I didn’t hear from “Alan” for awhile after that, but on then on April 9 he tweeted from an anonymous account:
“Back to your old tricks – again? Following 20K people last month after unfollowing 70K since Jan 1. #Hypocrites #Pathetic”
He still wasn’t accepting that we had unfollowed years worth of old, inactive accounts—or he was just trying to make his statement in whatever way would make us look bad. He followed up on this theme on June 23, 2011, when I posted a slide show created by Brandon Whalen and team I called “Advanced techniques to grow your Twitter account.” In a comment on that post, he pointed out that I was still following more users than were following me back. And he was still hopping mad that I wasn’t talking about it enough, and wanted me to write about it more. But what more was there to say? I’d written hundreds of words across several posts explaining in detail how and why we followed people. What did he really want? I just can’t quite figure it out.
So, this time I tried something different…
I asked Alan to define specifically how I was supposed to be using Twitter. I also noted “You know I’ve never deleted any of your comments, so…go for it! Looking forward to hearing from you again!” Alan got back to me. He repeated what he thought was my “hypocrisy” and closed with:
I’m glad that it works for you. I wont be back again.
In other words, he declined to try to make things clear, he declined to have a conversation, he declined to try to teach or learn anything. I was disappointed.

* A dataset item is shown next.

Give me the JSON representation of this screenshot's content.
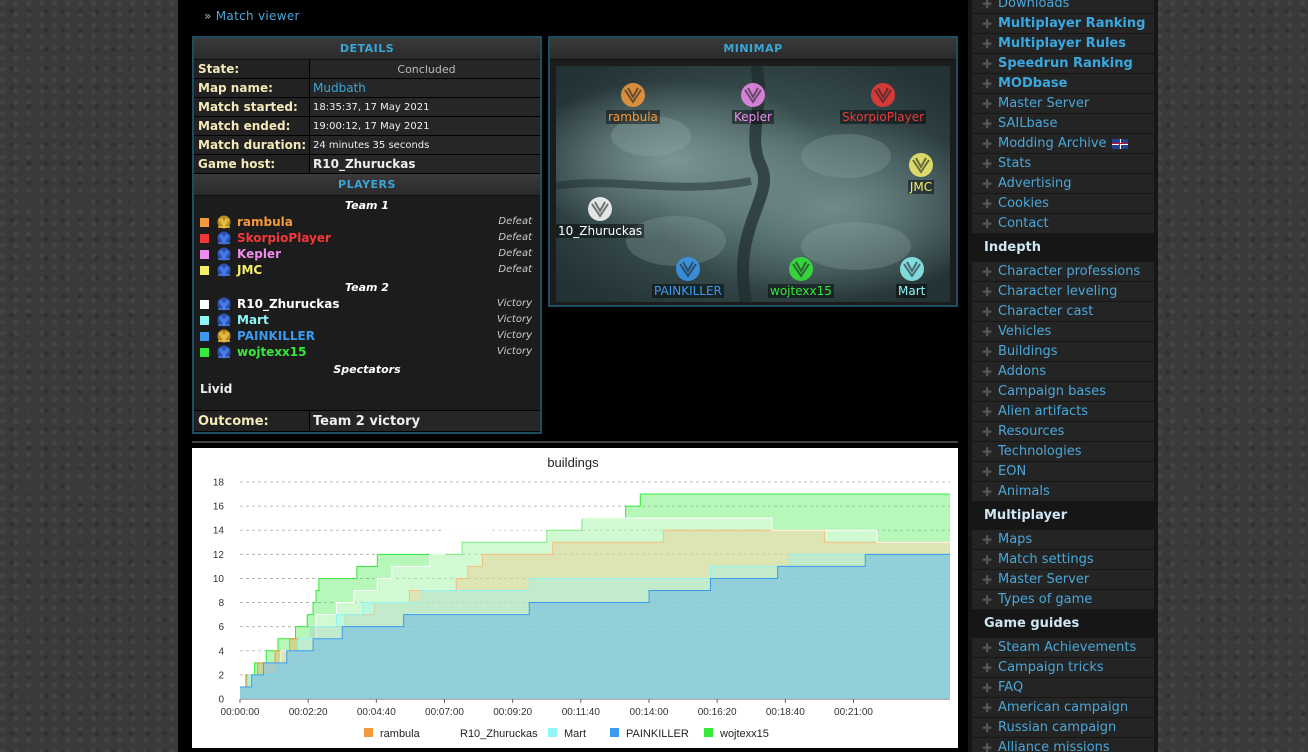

While he never said so explicitly, “Alan” seemed to feel that there can never be good reasons for following many people before they follow you. What seems to anger him in particular is that we engage with thousands of different people each year, and talk about how and why we do that, but that since our account gains so many followers each year, we should be talking more about how we follow people instead. Specifically, Alan noted
What I object to is the hypocrisy of using the pre-emptive follow tactic while continually expounding on variations of the “how to earn your following” theme.
Alan seemingly just didn’t get it. Engagement is what matters on Twitter. Call it earning your reputation or whatever you like. Since I am transparent about what I do on Twitter, Alan could only complain that even though I talked about following and how I do it, by talking about engagement and service to others, I wasn’t talking about following enough.
Why some users hide what they are doing
During the months “Alan” and I had our conversation, I noticed more and more top users changing their following patterns, but not their results. It was clear some users had begun using more sophisticated software to smooth out bumps in their follow/unfollow patterns to avoid having to have conversations with users like Alan. I’ve written about this in detail at “How users break Twitter’s following rules and get away with it.”
But, I must admit, it’s really tiring engaging with critics like “Alan.” If Twitter changed their rules to let me automate following and unfollowing to make it harder for folks to see what we’re doing and complain about it, I might. People who complain, repeat themselves, seem to fail to listen or explain clearly, and then disconnect rather than engage wear me out sometimes